═════ RECORDS FOR THIS TASK ═════

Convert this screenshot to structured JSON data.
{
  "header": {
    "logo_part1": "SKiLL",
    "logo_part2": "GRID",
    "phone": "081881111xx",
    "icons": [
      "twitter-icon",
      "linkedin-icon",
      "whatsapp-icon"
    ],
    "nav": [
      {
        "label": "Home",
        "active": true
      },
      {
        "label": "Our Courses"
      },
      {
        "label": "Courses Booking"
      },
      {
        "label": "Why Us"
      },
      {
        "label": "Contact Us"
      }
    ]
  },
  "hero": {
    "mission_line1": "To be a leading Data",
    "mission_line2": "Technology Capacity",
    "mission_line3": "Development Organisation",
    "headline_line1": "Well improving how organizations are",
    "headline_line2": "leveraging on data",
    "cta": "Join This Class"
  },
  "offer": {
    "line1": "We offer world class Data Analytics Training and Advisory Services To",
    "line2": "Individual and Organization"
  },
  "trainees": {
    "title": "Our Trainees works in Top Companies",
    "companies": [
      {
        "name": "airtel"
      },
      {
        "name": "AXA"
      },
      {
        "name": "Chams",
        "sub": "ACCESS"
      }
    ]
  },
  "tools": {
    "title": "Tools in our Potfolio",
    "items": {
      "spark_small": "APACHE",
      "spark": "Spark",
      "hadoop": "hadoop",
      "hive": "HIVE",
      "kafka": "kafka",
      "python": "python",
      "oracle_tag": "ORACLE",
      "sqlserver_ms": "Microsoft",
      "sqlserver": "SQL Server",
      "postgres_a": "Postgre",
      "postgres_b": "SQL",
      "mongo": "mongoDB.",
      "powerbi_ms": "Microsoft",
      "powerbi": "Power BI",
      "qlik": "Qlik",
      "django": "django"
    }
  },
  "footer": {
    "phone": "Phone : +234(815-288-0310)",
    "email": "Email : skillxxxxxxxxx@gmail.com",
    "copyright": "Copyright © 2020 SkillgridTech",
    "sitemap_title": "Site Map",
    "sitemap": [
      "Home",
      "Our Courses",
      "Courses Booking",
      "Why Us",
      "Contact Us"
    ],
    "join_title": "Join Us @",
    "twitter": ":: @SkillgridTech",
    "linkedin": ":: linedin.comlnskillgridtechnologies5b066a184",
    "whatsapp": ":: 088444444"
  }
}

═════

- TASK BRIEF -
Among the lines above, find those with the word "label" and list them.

- SOLUTION FOR THIS TASK -
        "label": "Home",
        "label": "Our Courses"
        "label": "Courses Booking"
        "label": "Why Us"
        "label": "Contact Us"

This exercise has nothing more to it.